Jeffrey Stoner became enchanted by photography during childhood, but only began marketing his work in 2004. The images sold well, and in 2007 he made a difficult decision to leave what he describes as his dream job to fully pursue a love of photography. Stoner’s work has been published or exhibited regionally, nationally, and internationally, and he is best known for his portraits of goats and images of steam locomotives.
How’d you get into goat portraits?
In 2008, soon after we moved to this area, my wife saw an article about goats being used to clear growth on Roan Mountain. She said, “You should go up there.”
What did you discover?
Photographing goats on Roan Mountain took incredible patience. You have no control over goats. They have a mind of their own. You have to try to guess one step ahead of them if you can. Every time you whistle, a dog will look up. With goats, you can make a noise one time and they’ll look up. But you only get one shot.
After that they ignore you?
You can stomp your foot and they’ll look because I think they feel the vibration. But when you stomp the camera moves, so you can’t get a good shot.
Why do you think goats are so captivating?
Part of it depends on when you find them — whether it’s right after they’ve been shorn or when they need to be. And they all have different personalities. By the second year on Roan Mountain, I think the goats knew me. They would come up and greet me.
How’d you go from goats to iron horses?
There is something about trains that really captures the imagination. What you try to do is tell a story, and to do that, you want an interesting background. I was part of a photographer’s weekend in Cass, West Virginia, where they had these historic trains. While the others were eating breakfast, I went down to where they were getting the trains ready. Under the water tower filling the tank, shoveling coal, greasing the parts. Steam pouring out under the train. That’s the good stuff, and the other photographers all missed it.

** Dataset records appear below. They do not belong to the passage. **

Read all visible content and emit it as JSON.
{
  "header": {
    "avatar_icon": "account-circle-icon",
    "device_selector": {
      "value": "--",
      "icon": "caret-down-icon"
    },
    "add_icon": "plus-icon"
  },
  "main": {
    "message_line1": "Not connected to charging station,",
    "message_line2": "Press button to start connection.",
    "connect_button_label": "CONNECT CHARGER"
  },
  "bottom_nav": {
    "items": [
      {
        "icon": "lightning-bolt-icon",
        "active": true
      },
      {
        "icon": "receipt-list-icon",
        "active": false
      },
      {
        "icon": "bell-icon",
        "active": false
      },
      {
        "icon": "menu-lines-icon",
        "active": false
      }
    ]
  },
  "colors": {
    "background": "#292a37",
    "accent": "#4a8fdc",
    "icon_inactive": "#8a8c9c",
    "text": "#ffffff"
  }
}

The steam underneath adds so much drama.
Sometimes they purposely throw smoke bombs down the stack and underneath trains that aren’t even running [to showcase the steam engines]. I took a couple of photos of them doing that, but didn’t like it. To me it didn’t feel real; it was like pretend.
What about your photos of the Amish kids watching the train?
Their family made whoopie pies and had soda to sell to the tourists who came to see the train.
I saw photos of what looked like a period-piece movie set.
Those women were WWII civilian re-enactors; they had all the authentic clothing and everything. During the war, women ran the factories and there were like 114,000 [women] working on the railroad, building and repairing engines.
Wait, so wartime re-enactment of American civilians thousands of miles from the battlefield is a thing?
Yeah, that’s what they do.
Jeffrey Stoner’s work is on view at Woolworth Walk (25 Haywood St., Asheville, woolworthwalk.com); Artisans on Main (14 North Main St., Weaverville, “Artisans on Main” on Facebook); and Twigs & Leaves Gallery (98 North Main St., Waynesville, twigsandleaves.com). For more information, visit jeffreystonerphotography.com. (Also on Facebook and Instagram: @jeffreystonerphotography).